LONDON – The market for automotive ICs is set to grow 8 percent in 2012 to an annual value of $19.6 billion, according to market research company IC Insights Inc. (Scottsdale, Ariz.).
The crash of 2008 has caused automobile makers to shift production towards electric and hybrid electric vehicles and increased the prevalence of green initiatives, the firm said. It added that the price of gasoline in the U.S. topping $4 per gallon is prompting many to replace older cars with newer fuel-efficient models.
This trend is deemed to be long-term and IC Insights forecasts the annual market will grow to be worth $27.3 billion in 2015, representing an average annual growth of 11 percent over the period 2011 to 2015.

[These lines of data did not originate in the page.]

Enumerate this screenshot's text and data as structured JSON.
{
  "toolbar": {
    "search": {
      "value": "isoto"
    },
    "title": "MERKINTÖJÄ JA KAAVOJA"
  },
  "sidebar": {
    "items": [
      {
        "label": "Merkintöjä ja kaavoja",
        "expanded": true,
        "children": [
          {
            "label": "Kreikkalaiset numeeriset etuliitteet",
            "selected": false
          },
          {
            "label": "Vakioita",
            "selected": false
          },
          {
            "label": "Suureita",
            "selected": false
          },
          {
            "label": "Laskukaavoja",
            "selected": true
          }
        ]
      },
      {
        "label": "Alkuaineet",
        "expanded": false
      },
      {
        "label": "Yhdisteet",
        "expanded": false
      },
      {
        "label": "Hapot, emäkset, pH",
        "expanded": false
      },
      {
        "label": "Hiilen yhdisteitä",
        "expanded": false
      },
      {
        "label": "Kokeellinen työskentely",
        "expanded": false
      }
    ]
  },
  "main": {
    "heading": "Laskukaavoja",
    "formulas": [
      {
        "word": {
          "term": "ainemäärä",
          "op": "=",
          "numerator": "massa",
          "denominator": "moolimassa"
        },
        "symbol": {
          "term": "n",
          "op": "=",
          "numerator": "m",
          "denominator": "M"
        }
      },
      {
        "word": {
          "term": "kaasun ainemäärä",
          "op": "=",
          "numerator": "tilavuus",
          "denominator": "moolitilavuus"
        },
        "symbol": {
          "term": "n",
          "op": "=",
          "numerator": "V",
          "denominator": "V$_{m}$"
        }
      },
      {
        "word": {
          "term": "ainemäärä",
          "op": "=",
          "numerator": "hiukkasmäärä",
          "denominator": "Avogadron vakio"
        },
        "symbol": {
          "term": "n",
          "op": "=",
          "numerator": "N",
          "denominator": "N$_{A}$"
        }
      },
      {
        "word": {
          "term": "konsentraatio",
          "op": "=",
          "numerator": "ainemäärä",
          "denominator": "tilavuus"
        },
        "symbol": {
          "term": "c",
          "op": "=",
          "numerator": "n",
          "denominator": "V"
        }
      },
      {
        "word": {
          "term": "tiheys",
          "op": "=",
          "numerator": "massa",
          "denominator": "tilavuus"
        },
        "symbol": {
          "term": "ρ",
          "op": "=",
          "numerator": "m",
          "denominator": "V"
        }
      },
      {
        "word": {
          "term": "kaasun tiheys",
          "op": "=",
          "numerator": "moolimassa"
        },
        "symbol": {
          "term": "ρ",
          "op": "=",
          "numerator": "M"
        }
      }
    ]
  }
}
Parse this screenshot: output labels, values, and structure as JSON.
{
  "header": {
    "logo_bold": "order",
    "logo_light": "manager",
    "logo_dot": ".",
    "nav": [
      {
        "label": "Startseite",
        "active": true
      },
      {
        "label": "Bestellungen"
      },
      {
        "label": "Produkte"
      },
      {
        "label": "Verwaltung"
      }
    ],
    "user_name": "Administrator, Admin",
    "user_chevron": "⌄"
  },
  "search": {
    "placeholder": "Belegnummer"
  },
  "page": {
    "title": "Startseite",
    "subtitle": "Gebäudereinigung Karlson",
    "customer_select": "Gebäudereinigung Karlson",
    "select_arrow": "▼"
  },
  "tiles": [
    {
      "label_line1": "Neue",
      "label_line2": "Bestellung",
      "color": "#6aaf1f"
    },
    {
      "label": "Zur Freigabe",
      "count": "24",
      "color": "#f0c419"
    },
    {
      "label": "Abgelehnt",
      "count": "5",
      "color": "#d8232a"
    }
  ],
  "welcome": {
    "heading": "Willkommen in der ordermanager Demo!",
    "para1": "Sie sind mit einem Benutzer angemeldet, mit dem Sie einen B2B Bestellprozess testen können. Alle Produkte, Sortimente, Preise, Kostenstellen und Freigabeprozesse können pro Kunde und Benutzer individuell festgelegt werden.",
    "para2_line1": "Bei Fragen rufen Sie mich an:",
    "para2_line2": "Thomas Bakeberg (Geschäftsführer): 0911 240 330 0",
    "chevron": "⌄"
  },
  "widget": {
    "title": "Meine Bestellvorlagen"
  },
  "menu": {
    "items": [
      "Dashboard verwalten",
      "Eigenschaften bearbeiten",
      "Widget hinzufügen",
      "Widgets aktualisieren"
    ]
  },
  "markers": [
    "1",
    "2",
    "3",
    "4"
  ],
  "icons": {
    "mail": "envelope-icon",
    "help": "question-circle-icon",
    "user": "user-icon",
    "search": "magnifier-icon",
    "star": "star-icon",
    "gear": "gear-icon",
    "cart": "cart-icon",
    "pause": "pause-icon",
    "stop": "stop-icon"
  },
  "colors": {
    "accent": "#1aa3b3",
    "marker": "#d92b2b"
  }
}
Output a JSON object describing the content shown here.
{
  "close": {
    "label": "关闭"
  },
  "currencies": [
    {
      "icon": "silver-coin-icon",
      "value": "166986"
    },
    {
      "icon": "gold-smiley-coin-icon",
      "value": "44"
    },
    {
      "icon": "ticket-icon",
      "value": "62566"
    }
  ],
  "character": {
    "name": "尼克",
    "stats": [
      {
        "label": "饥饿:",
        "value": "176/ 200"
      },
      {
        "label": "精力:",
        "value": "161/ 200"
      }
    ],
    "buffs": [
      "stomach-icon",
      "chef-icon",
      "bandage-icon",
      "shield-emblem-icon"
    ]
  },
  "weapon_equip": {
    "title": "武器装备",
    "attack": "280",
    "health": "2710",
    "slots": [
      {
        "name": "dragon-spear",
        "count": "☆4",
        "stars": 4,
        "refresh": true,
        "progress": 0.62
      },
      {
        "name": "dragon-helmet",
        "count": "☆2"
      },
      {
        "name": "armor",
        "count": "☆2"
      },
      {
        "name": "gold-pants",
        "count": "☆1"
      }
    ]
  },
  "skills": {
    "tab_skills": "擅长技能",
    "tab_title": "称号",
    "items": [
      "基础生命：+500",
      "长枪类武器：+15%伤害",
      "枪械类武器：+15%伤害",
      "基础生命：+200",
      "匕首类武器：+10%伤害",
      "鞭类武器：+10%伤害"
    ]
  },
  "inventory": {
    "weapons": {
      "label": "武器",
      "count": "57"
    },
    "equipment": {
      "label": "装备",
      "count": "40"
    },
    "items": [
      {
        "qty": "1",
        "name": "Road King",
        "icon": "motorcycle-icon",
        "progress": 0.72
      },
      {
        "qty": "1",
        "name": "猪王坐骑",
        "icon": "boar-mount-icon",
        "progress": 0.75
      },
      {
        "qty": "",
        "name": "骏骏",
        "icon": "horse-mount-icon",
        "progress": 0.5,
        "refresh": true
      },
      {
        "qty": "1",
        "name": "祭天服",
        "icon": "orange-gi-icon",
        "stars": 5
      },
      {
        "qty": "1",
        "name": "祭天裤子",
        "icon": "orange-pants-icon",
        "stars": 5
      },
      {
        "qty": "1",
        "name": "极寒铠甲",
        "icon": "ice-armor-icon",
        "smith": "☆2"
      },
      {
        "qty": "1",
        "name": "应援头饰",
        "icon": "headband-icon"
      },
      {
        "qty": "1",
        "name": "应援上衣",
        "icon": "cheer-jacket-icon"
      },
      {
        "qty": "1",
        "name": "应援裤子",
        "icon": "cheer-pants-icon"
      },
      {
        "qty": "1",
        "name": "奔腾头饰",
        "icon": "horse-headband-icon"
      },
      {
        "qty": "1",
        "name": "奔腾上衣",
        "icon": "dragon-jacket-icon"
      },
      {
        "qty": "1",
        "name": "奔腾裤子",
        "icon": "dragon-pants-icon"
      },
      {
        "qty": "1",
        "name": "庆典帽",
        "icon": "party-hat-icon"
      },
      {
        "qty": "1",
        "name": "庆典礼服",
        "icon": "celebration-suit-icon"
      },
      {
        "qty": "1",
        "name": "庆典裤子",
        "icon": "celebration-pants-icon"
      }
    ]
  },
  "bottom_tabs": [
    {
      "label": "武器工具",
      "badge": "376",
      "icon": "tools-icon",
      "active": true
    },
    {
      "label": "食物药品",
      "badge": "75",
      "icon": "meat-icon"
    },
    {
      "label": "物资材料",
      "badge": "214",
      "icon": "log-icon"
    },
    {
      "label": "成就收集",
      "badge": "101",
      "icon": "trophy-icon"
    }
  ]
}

At the same time the average semiconductor content per vehicle is forecast to rise to $380 in 2012, up 9 percent from $350 per vehicle in 2011. Over the period 2009 to 2015 the chip content per vehicle is expected to increase 11 percent annually to reach $495 per vehicle in 2015.
Although hybrid-electric and electric vehicles (HEVs and EVs) currently account for less than 2 percent of total new vehicle shipments in the U.S. and around the world, the semiconductor content per vehicle is much greater in these vehicles. IC Insights forecasts that in 2015, full electric vehicles will contain about twice as much semiconductor content compared to a standard car.
Counter-intuitive title Peter, "higher gas prices drive car sales"? Normally you would think that would be the other way around, interesting perspective...but really what is the payback on getting more fuel efficient car? 10 years or more? Kris
David Patterson, known for his pioneering research that led to RAID, clusters and more, is part of a team at UC Berkeley that recently made its RISC-V processor architecture an open source hardware offering. We talk with Patterson and one of his colleagues behind the effort about the opportunities they see, what new kinds of designs they hope to enable and what it means for today’s commercial processor giants such as Intel, ARM and Imagination Technologies.